Ghosts, by Rob S. Rice


Ghosts all around us, of great and small men,
Waltzing, or whispering, 'Do you think of when...?'
Ghosts of brave women, plain women, or fair.
We come from the past, there are ghosts everywhere.

Men died for that bridge there, and watch us drive by,
And drowned when that dam burst, and not knowing why,
And women were killed when their horses went wild,
Or died in old age, or in birthing a child.

The heroes lived once, though the memories fade,
The roar of the cannon, the bursting grenade,
The bark of the mortar, the kick of the gun,
And blood long since dried, but their duty, still done.

Lincoln walks somewhere, perhaps wrings his hands,
Yet Washington knows that the Union still stands.
And Grant lies neglected, but untouched by scorn,
And Truman, and Arthur, with few left to mourn.

There were Whitney's muskets, and Edison's sweat,
Two brothers from Dayton, success, and regret,
And Ericsson's iron, and his iron will,
And legions of workers, and more legions still.

The steel mills lie empty, the shipyards are gone,
Canals are filled in, but the country lives on.
Machines have gone silent, but still, in the fields,
The reaper takes in what Grandfather's farm yields.

Ghosts wander old mineshafts, or empty rail beds,
Their homes and their garments now, not even threads,
Yet trains still move freight, and the cities still grow,
And no one alive can know what the dead know.

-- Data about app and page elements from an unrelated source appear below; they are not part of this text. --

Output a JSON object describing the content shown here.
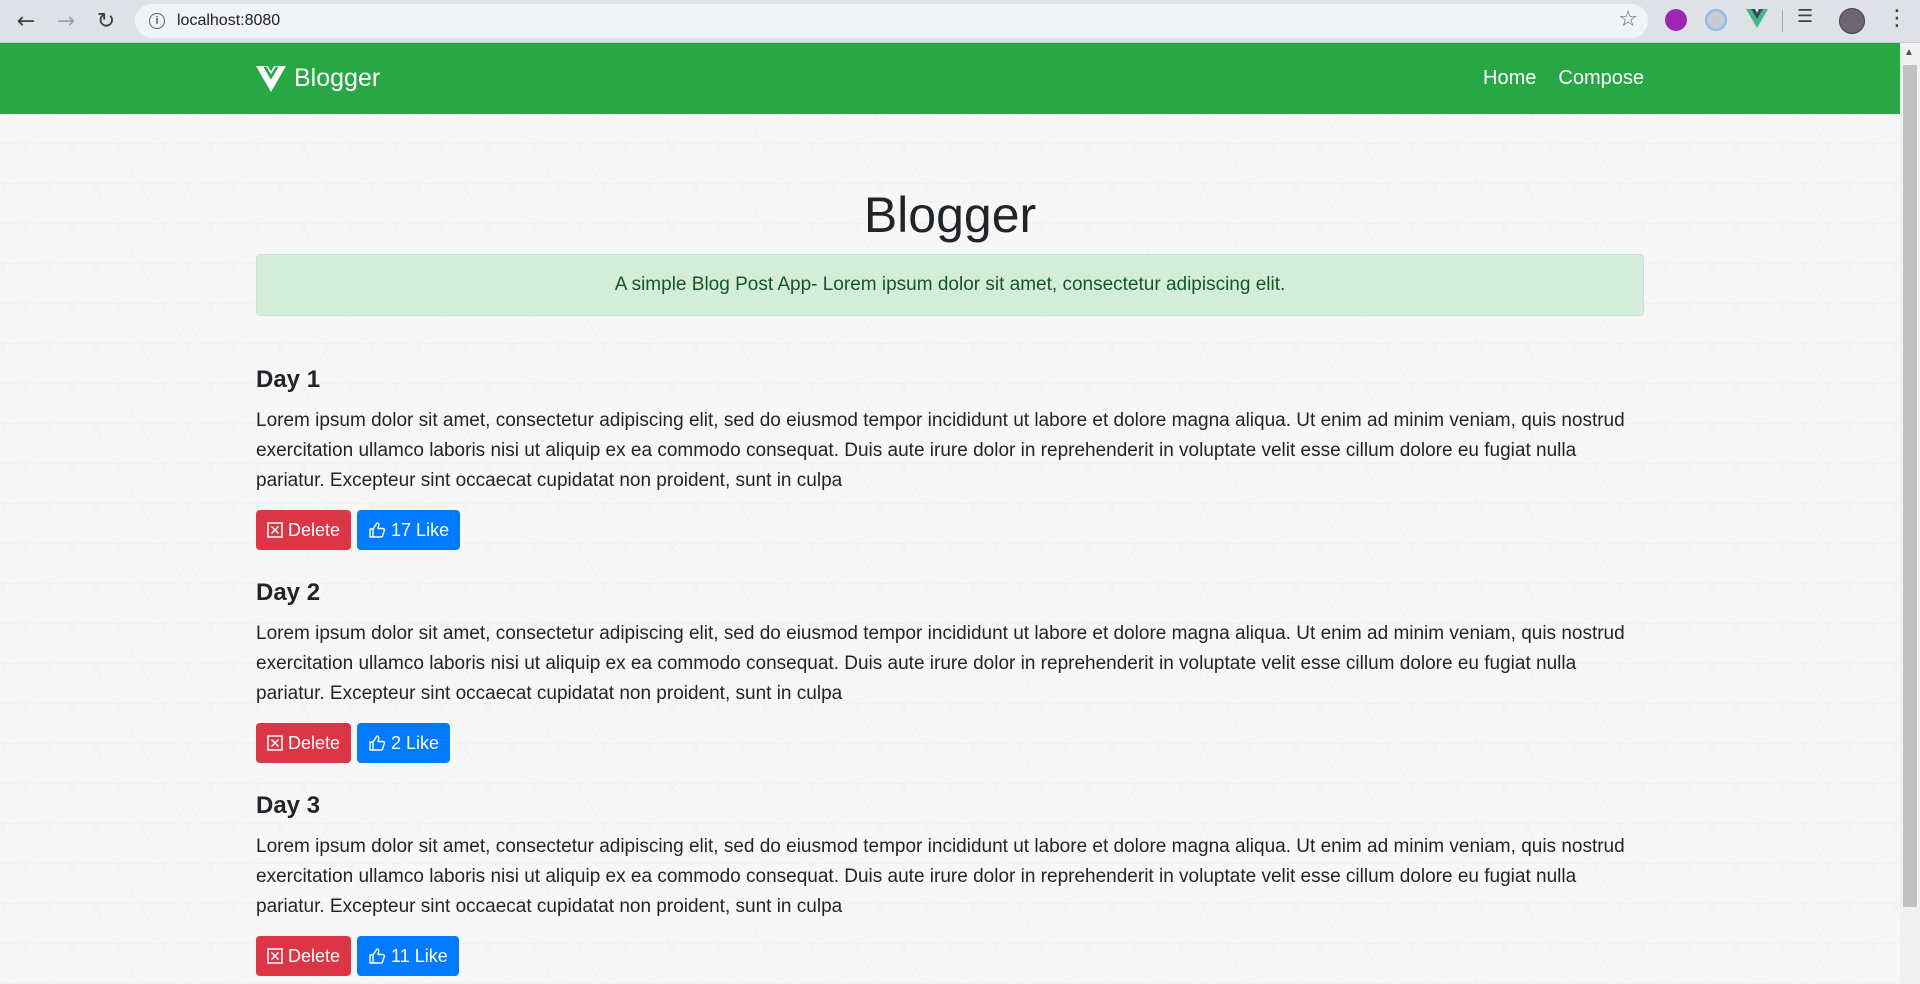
{
  "browser": {
    "url": "localhost:8080",
    "back_icon": "arrow-left-icon",
    "forward_icon": "arrow-right-icon",
    "reload_icon": "reload-icon"
  },
  "navbar": {
    "brand": "Blogger",
    "links": [
      {
        "label": "Home"
      },
      {
        "label": "Compose"
      }
    ],
    "color": "#28a745"
  },
  "main": {
    "title": "Blogger",
    "subtitle": "A simple Blog Post App- Lorem ipsum dolor sit amet, consectetur adipiscing elit."
  },
  "posts": [
    {
      "title": "Day 1",
      "body": "Lorem ipsum dolor sit amet, consectetur adipiscing elit, sed do eiusmod tempor incididunt ut labore et dolore magna aliqua. Ut enim ad minim veniam, quis nostrud exercitation ullamco laboris nisi ut aliquip ex ea commodo consequat. Duis aute irure dolor in reprehenderit in voluptate velit esse cillum dolore eu fugiat nulla pariatur. Excepteur sint occaecat cupidatat non proident, sunt in culpa",
      "delete_label": "Delete",
      "like_label": "17 Like"
    },
    {
      "title": "Day 2",
      "body": "Lorem ipsum dolor sit amet, consectetur adipiscing elit, sed do eiusmod tempor incididunt ut labore et dolore magna aliqua. Ut enim ad minim veniam, quis nostrud exercitation ullamco laboris nisi ut aliquip ex ea commodo consequat. Duis aute irure dolor in reprehenderit in voluptate velit esse cillum dolore eu fugiat nulla pariatur. Excepteur sint occaecat cupidatat non proident, sunt in culpa",
      "delete_label": "Delete",
      "like_label": "2 Like"
    },
    {
      "title": "Day 3",
      "body": "Lorem ipsum dolor sit amet, consectetur adipiscing elit, sed do eiusmod tempor incididunt ut labore et dolore magna aliqua. Ut enim ad minim veniam, quis nostrud exercitation ullamco laboris nisi ut aliquip ex ea commodo consequat. Duis aute irure dolor in reprehenderit in voluptate velit esse cillum dolore eu fugiat nulla pariatur. Excepteur sint occaecat cupidatat non proident, sunt in culpa",
      "delete_label": "Delete",
      "like_label": "11 Like"
    }
  ]
}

I think of the heroes, the hungry, the liars...
Those voices, long-stilled, form insistent, soft choirs.
We walk on their lives, hollow steps on the planks,
I hear them, and, silently, pause to breathe 'Thanks.'